If a line in the entries below includes the string "INFORMACIÓN", copy it out.

══ Source material

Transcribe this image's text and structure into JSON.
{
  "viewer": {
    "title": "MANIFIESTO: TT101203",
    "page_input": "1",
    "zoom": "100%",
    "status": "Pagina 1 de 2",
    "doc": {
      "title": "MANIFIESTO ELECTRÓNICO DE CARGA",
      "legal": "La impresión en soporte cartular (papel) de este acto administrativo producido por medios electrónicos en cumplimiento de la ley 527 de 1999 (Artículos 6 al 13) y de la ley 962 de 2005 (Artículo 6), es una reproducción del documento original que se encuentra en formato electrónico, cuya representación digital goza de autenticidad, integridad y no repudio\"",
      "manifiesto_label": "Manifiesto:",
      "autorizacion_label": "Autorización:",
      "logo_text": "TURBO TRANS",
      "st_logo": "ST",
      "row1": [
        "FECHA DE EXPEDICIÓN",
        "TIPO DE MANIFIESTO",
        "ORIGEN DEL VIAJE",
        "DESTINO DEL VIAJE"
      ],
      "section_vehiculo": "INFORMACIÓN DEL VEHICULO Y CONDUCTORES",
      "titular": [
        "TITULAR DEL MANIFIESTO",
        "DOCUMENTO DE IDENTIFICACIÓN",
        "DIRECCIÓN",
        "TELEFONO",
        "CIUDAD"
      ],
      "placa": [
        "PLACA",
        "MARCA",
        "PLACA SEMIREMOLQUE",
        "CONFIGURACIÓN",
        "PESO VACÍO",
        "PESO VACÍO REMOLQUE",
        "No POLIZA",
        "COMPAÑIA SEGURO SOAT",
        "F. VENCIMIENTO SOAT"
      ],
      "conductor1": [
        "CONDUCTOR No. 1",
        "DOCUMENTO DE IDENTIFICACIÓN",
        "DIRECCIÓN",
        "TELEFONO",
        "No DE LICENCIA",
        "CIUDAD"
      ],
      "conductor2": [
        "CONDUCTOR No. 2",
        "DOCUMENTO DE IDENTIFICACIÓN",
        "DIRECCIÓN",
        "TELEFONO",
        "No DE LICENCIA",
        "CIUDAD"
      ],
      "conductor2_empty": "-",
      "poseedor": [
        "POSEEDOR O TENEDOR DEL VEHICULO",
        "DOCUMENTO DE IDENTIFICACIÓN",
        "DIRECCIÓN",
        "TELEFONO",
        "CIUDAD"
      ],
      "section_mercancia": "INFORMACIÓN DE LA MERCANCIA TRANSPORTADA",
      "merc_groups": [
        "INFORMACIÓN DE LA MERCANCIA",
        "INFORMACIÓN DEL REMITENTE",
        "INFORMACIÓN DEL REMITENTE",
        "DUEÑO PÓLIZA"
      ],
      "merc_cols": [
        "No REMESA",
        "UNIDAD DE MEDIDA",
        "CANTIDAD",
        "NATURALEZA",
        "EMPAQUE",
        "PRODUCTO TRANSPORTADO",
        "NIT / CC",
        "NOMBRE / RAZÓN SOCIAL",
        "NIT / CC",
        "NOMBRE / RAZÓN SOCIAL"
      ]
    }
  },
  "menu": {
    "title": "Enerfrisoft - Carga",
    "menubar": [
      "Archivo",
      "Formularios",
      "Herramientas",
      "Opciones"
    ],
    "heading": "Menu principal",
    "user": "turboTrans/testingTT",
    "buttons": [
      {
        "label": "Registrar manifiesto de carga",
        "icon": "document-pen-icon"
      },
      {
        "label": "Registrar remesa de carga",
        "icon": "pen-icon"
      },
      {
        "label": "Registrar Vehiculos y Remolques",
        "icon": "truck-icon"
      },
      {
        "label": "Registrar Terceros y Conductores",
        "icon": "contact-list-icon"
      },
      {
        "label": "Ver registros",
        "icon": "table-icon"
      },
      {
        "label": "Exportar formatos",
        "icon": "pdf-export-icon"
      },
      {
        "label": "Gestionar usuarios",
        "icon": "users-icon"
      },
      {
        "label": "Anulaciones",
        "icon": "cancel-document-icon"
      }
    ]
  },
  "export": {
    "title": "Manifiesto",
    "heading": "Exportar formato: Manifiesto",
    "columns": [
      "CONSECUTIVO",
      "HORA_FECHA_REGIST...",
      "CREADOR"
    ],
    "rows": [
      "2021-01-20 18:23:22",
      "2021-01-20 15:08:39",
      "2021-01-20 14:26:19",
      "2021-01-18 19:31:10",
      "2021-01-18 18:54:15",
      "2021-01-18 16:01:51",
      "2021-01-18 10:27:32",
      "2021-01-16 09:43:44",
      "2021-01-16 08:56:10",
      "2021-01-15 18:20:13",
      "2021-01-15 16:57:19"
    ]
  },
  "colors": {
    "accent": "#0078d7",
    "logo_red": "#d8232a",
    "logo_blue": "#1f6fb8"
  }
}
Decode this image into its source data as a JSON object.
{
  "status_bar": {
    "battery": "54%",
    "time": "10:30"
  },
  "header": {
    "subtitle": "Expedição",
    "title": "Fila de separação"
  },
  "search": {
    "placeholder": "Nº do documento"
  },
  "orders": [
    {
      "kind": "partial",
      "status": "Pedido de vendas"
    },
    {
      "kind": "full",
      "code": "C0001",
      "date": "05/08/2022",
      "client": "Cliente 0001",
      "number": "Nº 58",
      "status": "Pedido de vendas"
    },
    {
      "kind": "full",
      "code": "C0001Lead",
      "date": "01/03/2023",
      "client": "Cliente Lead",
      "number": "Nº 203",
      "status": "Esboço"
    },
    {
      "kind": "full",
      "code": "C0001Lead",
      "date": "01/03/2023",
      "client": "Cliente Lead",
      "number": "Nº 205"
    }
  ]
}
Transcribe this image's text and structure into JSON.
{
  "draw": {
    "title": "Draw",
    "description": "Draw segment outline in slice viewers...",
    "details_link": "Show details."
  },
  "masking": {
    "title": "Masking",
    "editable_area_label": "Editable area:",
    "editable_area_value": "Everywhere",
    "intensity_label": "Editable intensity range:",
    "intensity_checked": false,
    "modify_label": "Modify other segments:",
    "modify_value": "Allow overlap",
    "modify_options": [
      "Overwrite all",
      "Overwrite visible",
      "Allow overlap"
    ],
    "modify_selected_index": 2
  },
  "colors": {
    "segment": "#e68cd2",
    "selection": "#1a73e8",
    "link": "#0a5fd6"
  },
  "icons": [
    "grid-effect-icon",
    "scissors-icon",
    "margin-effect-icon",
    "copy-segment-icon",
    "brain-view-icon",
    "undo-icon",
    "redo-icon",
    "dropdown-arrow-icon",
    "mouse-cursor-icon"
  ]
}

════

*Answer to the exercise*
      "section_vehiculo": "INFORMACIÓN DEL VEHICULO Y CONDUCTORES",
      "section_mercancia": "INFORMACIÓN DE LA MERCANCIA TRANSPORTADA",
        "INFORMACIÓN DE LA MERCANCIA",
        "INFORMACIÓN DEL REMITENTE",
        "INFORMACIÓN DEL REMITENTE",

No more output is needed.